The tropical disturbance pushing off Africa and a broad tropical low in the central Atlantic Ocean could brew into tropical depressions or storms next week.

The latter may do so as it approaches or reaches the eastern Caribbean Sea, crossing the Lesser Antilles in the process around the middle of next week.

The next two tropical storms in the Atlantic Basin would acquire the names "Gaston" and "Hermine," respectively.

The tropical low is currently disorganized as it battles dry air. However, the low could become better organized as it approaches the Caribbean and the environment becomes more conducive for development.

Even if the low fails to develop prior to reaching the Lesser Antilles, an uptick in showers can still be expected.

"Conditions will deteriorate Tuesday night into Wednesday [across the Lesser Antilles] as clouds increase first, followed by numerous showers and a couple of thunderstorms," AccuWeather Meteorologist Eric Leister said.

"The most persistent rainfall looks to be for the islands north of Saint Lucia."

The frequency of downpours, gusty winds and rough surf would increase if the low strengthens to a tropical depression or storm.

"Regardless of its strength, the low will be noticeable to residents and visitors of the Lesser Antilles as it will be dry early next week with seas relatively calm," Leister said.

If the low remains weak, it would likely track more into the central islands of the Lesser Antilles with a continued westward track through the Caribbean Sea.

A stronger system may tend to track more to the northwest than west, targeting more of the Leeward Islands and then Puerto Rico and Hispaniola.

The mountainous terrain of Hispaniola could then cause the system to lose some steam if it attempts to track toward the Bahamas.

All interests in the Caribbean, Bahamas and even the southeastern United States should continue to monitor the low for future development on its progress and potential impacts.

The tropical disturbance set to emerge off the African coast can rival the low to become the next depression or storm in the Atlantic Basin.

AccuWeather Meteorologist Mike Doll gives the disturbance a medium chance of overcoming dry and dusty air and developing.

This disturbance will likely follow in the path of Tropical Storm Fiona, curving into the open waters of the central Atlantic Ocean and posing a risk to mainly only shipping hazards.

Rain squalls from the disturbance may first graze the Cabo Verde Islands on Sunday night.

Fiona has reached its peak intensity and will continue to weaken this weekend.

"Fiona is expected to weaken to a tropical depression by Saturday night and could be a non-tropical system as early as Monday," Doll said.
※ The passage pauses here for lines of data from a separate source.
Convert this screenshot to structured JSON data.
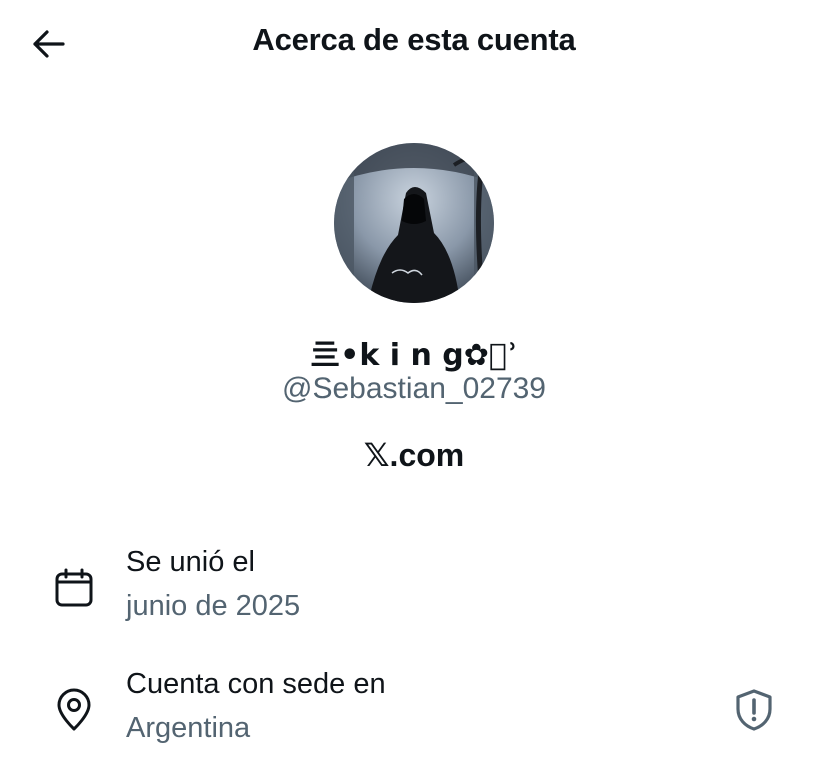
{
  "header": {
    "title": "Acerca de esta cuenta",
    "back_icon": "arrow-left-icon"
  },
  "profile": {
    "display_name": "亖•k i n g✿⃝ʾ",
    "handle": "@Sebastian_02739",
    "site": "𝕏.com"
  },
  "details": [
    {
      "icon": "calendar-icon",
      "label": "Se unió el",
      "value": "junio de 2025"
    },
    {
      "icon": "location-pin-icon",
      "label": "Cuenta con sede en",
      "value": "Argentina",
      "badge_icon": "shield-alert-icon"
    }
  ],
  "colors": {
    "text_primary": "#0f1419",
    "text_secondary": "#536471",
    "background": "#ffffff"
  }
}
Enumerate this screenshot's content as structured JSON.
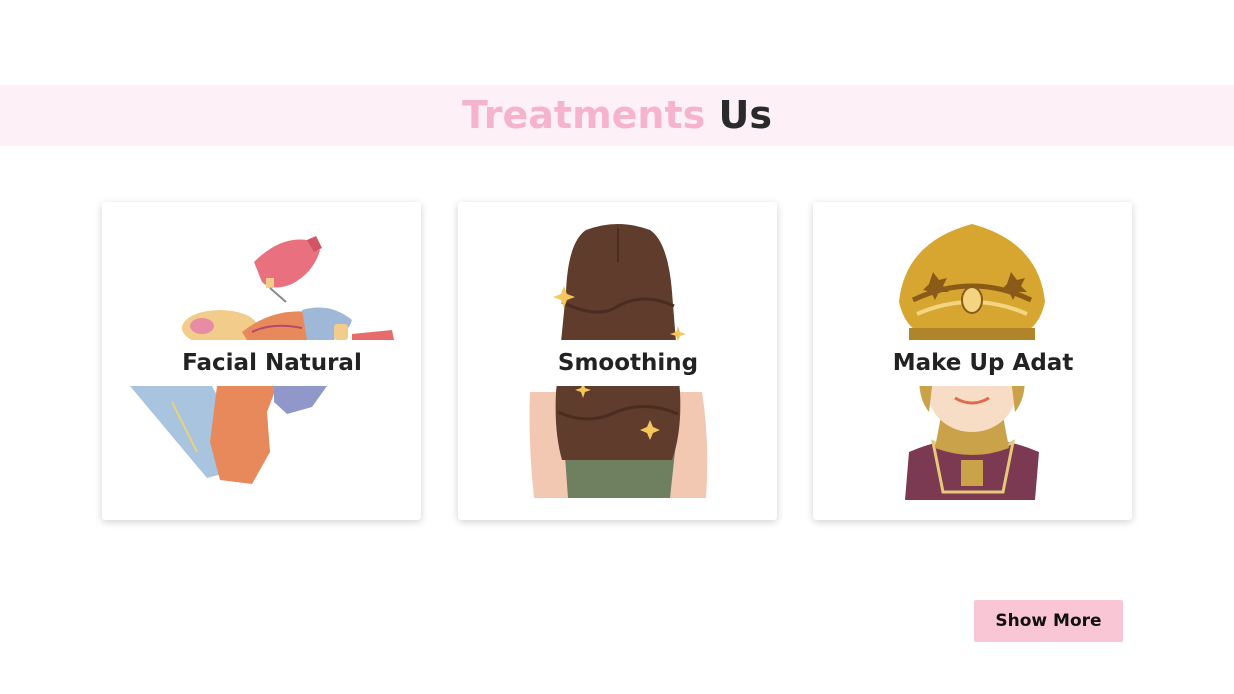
{
  "header": {
    "title_accent": "Treatments",
    "title_rest": "Us",
    "accent_color": "#f6b4cc",
    "band_color": "#fdf0f6"
  },
  "treatments": [
    {
      "label": "Facial Natural",
      "icon": "facial-treatment-illustration"
    },
    {
      "label": "Smoothing",
      "icon": "long-hair-illustration"
    },
    {
      "label": "Make Up Adat",
      "icon": "traditional-bride-illustration"
    }
  ],
  "actions": {
    "show_more_label": "Show More",
    "button_color": "#f9c6d5"
  }
}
It is possible that Fiona or its moisture could combine with a front set to push off the east coast of the United States and increase shower activity across Bermuda later in the new week.